Collectively, these papers completely transformed the field of insect flight. They provided a common language that could be understood by biologists as well as aeronautical engineers. Ellington struck a very fine balance between mathematical rigour on the one hand and comparative approach on the other; these papers are as useful to taxonomists wondering about how wing shape changes from one order of insects to another, as they are to aerodynamicists who wish to model the forces on a flapping wing of any shape. This 1984 issue of Philosophical Transactions of the Royal Society of London rapidly became a must-read for all students of the topic. My PhD advisor owned a bound, much-battered and coffee-stained copy filled with many scribbles in the margins. My own copy has suffered a similar fate, and is one of my most prized possessions. It is a staggering fact that this was Ellington's graduate work, for which he received a PhD in 1982.
In the decades following the publication of the Ellington papers, the insect flight problem became a paradox no more (Sane, 2003). In the mid-1990s, detailed studies on smoke flows around insect wings by Ellington and his colleagues led to the discovery of the leading edge vortices, and a large piece of the insect flight puzzle fell into place (Ellington et al., 1996). Through the efforts of many international research teams, this question now stands experimentally resolved and the forces on insect wings can be analytically calculated using the quasi-steady model (Sane and Dickinson, 2002) or computationally solved using full Navier–Stokes solvers (Liu and Kawachi, 1998; Liu et al., 1998; Sun and Tang, 2002). The flows around flapping wings can be simulated by computational methods or visualized using state-of-the-art particle image velocimetry techniques in both models (Lehmann et al., 2005) and real insects (Bomphrey, 2006). Much of the focus now is on using these principles to develop small flapping robots that are inspired by insects, or to understand other aspects of flight as it relates to ecology or neurobiology.

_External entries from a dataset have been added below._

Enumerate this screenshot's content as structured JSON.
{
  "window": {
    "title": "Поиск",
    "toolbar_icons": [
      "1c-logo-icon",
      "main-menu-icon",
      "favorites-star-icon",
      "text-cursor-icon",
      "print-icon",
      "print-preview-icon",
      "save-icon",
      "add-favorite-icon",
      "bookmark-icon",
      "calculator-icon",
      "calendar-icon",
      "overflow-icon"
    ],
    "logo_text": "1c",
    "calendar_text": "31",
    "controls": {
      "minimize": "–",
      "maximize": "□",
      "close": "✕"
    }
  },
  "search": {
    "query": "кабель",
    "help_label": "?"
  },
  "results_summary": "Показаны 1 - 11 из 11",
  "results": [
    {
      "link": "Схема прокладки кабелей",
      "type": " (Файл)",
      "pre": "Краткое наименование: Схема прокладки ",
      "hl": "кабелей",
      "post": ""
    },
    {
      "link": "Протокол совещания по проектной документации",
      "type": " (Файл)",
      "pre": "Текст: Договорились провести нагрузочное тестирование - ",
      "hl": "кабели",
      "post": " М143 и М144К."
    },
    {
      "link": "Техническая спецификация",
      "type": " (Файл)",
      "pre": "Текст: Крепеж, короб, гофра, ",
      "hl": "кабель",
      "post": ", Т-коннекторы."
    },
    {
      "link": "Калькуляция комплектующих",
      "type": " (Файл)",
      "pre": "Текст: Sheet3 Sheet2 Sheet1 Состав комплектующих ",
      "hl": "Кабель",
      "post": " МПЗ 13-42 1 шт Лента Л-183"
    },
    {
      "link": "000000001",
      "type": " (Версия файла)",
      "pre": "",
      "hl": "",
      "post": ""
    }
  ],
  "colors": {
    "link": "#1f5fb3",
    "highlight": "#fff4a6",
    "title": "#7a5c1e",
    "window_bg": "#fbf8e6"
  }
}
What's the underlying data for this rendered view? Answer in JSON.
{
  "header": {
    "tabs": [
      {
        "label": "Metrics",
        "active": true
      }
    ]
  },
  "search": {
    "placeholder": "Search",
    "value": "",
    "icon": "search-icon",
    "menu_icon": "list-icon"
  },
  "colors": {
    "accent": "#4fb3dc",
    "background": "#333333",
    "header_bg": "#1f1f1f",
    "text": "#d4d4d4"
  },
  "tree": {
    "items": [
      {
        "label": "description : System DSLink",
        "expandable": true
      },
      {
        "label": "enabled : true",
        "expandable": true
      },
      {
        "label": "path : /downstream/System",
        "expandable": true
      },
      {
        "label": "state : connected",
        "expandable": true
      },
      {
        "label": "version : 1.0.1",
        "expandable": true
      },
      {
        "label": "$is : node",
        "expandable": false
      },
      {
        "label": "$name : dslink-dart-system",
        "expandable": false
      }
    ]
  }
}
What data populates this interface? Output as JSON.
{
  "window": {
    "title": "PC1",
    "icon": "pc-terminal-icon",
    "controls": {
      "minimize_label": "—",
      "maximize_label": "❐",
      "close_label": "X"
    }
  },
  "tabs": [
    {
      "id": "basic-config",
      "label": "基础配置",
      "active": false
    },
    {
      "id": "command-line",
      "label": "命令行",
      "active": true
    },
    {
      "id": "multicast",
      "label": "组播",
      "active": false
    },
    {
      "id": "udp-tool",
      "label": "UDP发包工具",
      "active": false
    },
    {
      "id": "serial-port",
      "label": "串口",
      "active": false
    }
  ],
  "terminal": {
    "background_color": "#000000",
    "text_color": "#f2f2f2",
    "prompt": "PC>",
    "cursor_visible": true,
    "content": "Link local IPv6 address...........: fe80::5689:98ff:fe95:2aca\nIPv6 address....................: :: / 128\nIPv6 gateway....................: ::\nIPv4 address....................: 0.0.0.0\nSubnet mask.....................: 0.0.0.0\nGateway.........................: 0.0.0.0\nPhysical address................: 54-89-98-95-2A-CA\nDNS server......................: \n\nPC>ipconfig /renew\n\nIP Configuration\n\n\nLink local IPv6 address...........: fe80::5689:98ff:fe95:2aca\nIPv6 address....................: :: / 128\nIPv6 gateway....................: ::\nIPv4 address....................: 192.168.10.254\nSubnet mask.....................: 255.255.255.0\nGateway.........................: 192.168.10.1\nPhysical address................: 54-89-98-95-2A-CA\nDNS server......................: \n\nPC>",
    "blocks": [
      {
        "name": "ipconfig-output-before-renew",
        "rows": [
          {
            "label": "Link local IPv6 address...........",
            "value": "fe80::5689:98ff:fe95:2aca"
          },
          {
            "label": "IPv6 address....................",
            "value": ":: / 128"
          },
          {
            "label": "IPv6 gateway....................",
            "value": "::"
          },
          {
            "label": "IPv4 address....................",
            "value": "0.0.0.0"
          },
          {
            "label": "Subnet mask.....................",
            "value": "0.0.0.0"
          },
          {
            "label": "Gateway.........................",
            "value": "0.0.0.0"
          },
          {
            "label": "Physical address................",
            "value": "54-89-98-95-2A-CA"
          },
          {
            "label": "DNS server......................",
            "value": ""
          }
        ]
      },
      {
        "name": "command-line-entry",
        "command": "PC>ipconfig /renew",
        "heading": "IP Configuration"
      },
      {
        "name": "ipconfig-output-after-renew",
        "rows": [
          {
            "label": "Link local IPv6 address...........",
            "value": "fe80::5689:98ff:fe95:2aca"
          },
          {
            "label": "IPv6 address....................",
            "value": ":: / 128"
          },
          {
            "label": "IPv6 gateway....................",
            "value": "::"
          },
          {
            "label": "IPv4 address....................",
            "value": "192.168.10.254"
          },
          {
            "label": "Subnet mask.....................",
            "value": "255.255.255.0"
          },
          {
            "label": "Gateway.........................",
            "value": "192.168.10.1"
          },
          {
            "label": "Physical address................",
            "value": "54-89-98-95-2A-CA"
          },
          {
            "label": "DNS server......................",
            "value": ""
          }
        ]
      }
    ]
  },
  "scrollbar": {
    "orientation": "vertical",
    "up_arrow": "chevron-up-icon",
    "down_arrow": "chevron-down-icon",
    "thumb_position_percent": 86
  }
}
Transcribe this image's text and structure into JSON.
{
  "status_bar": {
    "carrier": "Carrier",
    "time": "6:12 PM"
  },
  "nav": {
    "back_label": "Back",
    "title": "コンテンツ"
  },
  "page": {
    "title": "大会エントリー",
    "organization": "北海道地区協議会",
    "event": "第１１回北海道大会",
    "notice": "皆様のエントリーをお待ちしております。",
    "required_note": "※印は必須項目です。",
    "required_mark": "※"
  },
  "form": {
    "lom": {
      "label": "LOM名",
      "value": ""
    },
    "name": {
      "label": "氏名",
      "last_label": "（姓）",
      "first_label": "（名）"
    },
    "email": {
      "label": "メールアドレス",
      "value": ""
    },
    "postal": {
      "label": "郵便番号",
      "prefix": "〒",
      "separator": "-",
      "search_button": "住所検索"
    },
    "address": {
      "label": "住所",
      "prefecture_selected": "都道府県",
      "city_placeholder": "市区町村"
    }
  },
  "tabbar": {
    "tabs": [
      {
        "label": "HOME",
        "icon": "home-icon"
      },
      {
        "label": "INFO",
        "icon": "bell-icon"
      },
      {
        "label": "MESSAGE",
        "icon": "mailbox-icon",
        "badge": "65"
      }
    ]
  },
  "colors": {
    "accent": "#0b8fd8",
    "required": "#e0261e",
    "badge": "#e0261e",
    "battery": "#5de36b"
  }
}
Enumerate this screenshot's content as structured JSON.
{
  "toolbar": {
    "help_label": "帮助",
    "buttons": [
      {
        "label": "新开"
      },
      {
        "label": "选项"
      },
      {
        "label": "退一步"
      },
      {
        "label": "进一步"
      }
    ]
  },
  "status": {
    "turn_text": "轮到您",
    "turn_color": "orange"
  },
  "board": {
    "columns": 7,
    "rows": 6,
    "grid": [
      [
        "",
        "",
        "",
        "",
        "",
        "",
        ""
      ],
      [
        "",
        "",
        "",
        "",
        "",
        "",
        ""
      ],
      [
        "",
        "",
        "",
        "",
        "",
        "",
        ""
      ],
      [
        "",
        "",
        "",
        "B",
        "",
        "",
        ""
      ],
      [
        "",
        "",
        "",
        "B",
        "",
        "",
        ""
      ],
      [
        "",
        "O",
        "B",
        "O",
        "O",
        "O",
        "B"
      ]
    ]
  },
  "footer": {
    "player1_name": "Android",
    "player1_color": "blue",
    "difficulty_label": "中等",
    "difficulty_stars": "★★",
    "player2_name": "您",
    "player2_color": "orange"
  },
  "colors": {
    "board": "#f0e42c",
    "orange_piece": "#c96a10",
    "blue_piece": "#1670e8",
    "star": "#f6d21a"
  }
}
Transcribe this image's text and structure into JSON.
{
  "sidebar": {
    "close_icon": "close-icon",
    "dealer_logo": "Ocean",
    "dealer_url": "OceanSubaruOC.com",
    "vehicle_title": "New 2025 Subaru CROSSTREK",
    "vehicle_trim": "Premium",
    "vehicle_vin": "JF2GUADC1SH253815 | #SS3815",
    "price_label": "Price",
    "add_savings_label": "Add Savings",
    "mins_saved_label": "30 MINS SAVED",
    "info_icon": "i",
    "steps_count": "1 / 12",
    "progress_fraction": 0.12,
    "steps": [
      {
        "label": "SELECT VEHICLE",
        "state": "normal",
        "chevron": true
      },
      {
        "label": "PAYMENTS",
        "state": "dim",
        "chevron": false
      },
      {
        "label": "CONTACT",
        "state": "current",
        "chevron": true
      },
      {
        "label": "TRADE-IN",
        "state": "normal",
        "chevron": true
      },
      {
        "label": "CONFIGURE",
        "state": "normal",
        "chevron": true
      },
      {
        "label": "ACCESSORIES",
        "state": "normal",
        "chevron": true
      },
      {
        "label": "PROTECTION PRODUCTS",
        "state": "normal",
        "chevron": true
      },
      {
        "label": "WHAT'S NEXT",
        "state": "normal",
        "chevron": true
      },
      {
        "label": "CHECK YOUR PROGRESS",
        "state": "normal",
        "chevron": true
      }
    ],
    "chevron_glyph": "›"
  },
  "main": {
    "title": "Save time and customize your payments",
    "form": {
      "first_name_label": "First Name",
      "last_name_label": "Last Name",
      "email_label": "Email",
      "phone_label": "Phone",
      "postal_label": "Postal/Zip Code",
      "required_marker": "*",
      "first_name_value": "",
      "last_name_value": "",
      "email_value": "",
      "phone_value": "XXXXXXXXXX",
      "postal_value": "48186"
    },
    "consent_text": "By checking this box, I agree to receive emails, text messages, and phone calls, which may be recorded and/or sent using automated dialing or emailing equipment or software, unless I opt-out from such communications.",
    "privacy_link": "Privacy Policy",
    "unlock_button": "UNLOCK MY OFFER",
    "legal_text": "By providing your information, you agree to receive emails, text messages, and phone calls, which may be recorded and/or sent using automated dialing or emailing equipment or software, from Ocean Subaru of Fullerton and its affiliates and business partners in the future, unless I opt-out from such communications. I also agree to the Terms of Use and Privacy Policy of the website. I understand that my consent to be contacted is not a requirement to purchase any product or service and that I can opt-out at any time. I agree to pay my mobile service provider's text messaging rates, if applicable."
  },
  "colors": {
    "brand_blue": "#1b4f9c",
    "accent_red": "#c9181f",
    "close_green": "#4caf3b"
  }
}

The Ellington 1984 papers are undoubtedly the centrepiece of all these achievements and continue to guide our thinking on these topics.